First, pick the programme that suits you.
- Beginner Course: This programme is an eight-week course that will take you from inactivity to being able to run 30 minutes non-stop.
- Stay On Track: The second programme is an eight-week course for those of you who can squeeze in a 30- to 40-minute run three times a week.
- 10km Course: This is an eight-week course designed for those who can comfortably run for 30 minutes and want to move up to the 10km mark.
Best of luck!

Road closures
The following roads will be closed to facilitate the mini-marathon: 

Fitzwilliam Street Upper from 6am to 4pm. 

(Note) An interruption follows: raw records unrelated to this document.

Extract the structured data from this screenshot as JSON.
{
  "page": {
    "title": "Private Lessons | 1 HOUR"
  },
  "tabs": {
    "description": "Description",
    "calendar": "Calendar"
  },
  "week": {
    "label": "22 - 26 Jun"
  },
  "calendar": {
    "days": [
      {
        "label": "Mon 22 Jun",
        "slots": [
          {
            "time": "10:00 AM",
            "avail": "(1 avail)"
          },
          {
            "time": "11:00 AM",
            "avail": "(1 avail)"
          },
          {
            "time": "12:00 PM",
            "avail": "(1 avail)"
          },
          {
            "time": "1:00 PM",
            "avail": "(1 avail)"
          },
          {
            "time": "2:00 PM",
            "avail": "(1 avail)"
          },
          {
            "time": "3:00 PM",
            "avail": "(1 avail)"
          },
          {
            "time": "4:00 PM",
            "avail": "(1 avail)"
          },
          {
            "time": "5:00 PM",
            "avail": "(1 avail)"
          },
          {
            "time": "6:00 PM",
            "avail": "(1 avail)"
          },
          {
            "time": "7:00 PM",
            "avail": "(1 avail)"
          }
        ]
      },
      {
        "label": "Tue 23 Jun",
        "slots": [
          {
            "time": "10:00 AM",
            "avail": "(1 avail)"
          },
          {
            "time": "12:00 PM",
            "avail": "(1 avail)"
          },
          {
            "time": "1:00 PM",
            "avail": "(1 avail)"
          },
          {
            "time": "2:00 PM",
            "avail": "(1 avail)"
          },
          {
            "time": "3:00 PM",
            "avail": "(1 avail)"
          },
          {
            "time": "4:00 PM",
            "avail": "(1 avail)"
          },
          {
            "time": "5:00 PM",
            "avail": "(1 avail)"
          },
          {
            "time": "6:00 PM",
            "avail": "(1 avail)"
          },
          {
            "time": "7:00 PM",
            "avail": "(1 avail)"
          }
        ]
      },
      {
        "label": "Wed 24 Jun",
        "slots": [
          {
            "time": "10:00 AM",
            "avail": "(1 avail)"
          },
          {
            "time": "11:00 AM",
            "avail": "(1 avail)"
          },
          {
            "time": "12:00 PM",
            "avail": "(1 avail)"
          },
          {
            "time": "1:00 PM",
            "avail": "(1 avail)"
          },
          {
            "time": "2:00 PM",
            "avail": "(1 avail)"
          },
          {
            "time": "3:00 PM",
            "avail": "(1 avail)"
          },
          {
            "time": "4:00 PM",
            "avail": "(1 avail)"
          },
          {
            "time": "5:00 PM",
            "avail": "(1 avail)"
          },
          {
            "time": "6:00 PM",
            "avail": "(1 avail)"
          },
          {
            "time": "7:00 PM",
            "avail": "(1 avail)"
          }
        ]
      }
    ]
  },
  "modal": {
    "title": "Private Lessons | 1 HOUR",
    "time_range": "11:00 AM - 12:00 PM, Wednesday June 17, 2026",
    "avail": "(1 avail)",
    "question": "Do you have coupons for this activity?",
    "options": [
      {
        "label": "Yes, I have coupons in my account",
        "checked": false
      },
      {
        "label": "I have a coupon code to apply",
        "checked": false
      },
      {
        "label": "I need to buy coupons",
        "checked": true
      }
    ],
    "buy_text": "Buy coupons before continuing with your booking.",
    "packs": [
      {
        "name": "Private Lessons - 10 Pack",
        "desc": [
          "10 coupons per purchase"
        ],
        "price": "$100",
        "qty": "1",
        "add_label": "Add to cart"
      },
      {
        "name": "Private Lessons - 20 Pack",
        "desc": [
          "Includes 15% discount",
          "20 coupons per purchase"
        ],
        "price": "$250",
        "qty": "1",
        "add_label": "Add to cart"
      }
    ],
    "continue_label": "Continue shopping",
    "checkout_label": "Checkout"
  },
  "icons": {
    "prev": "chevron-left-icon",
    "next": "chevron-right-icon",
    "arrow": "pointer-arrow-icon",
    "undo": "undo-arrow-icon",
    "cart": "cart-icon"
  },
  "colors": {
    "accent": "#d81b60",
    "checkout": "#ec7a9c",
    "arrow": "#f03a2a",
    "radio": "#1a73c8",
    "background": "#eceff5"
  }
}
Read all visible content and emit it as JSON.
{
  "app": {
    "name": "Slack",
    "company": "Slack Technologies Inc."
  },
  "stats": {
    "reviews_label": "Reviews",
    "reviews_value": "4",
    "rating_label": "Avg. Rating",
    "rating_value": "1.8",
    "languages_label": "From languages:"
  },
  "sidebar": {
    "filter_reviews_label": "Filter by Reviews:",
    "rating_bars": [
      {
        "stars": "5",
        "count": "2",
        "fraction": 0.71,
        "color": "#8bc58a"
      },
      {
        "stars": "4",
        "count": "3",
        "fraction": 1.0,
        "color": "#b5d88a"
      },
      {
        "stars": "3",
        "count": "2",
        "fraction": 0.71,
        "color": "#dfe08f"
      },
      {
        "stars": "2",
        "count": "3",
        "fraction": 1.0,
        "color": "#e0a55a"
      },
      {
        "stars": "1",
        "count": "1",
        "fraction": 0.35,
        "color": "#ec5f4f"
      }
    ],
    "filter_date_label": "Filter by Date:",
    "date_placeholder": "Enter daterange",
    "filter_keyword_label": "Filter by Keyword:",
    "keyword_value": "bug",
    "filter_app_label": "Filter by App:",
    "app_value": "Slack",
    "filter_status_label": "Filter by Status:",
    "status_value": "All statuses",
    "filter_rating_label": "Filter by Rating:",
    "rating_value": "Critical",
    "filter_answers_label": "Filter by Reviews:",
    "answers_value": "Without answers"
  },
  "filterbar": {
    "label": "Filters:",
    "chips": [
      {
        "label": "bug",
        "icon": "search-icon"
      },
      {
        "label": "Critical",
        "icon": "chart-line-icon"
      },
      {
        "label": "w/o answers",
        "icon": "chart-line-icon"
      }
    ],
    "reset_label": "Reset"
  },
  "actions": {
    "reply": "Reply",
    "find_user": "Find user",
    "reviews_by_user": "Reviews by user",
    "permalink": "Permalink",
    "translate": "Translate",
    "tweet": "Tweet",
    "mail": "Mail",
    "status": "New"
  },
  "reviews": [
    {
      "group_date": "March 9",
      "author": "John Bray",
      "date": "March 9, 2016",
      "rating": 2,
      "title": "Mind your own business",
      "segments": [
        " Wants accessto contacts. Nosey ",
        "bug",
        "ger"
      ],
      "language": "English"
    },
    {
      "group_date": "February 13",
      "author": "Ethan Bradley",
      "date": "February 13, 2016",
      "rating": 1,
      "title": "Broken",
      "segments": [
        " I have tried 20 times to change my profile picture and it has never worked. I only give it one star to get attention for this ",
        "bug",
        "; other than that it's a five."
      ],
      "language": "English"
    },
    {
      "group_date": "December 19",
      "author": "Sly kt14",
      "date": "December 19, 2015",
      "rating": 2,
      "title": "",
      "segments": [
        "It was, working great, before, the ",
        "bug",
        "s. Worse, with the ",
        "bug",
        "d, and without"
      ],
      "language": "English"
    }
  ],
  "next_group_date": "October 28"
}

Fitzwilliam Place from 6am to 4pm. 
Fitzwilliam Square North from 6am to 4pm. 
Fitzwilliam Square South from 6am to 4pm. 
Baggot Street Lower from 7am to 6pm. 
Mount Street Upper from 8am to 6pm. 
Fitzwilliam Street Lower from 8am to 6pm.
Pembroke Street Upper & Lower from 6am to 4pm. 
Merrion Square East from 7am to 6pm.
Merrion Square South from 7am to 7pm. 
Merrion Square West from 11am to 5pm. 
Merrion Street Upper from 11am to 5pm. 
Merrion Row from 11am to 5pm. 
Hume Street from 10.30am to 5pm. 
Ely Place from 10.30am to 5pm. 
Baggot Street Bridge from 2pm to 5pm. 
Baggot Street Upper from 2pm to 5pm. 
Leeson Street Upper from 1.45pm to 3pm. 
Leeson Street Bridge from 1.45pm to 3pm. 
Leeson Street Lower from 1.45pm to 3pm. 
Adelaide Road from 1.45pm to 3pm. 
Pembroke Road from 2pm to 5pm. 
Cumberland Lane from 6am to 4pm. 
Pembroke Row from 6am to 4pm. 
Lad Lane from 6am to 6pm. 
Fitzwilliam Lane from 10.30am to 5pm. 
Herbert Street from 7am to 6pm. 
Herbert Place from 1.45pm to 6pm. 
James’s Street East from 10.30am to 5pm. 
Nutley Lane from 1.45pm to 4.30pm. 
Merrion Road (Ballsbridge to Merrion Gates) from 1.45 to 4.30pm. 
Stillorgan Road (Fosters Avenue to Donnybrook Road) from 1.45pm to 4pm. 
Donnybrook Road from 1.45pm to 4pm. 
Morehampton Road from 1.45pm to 4pm.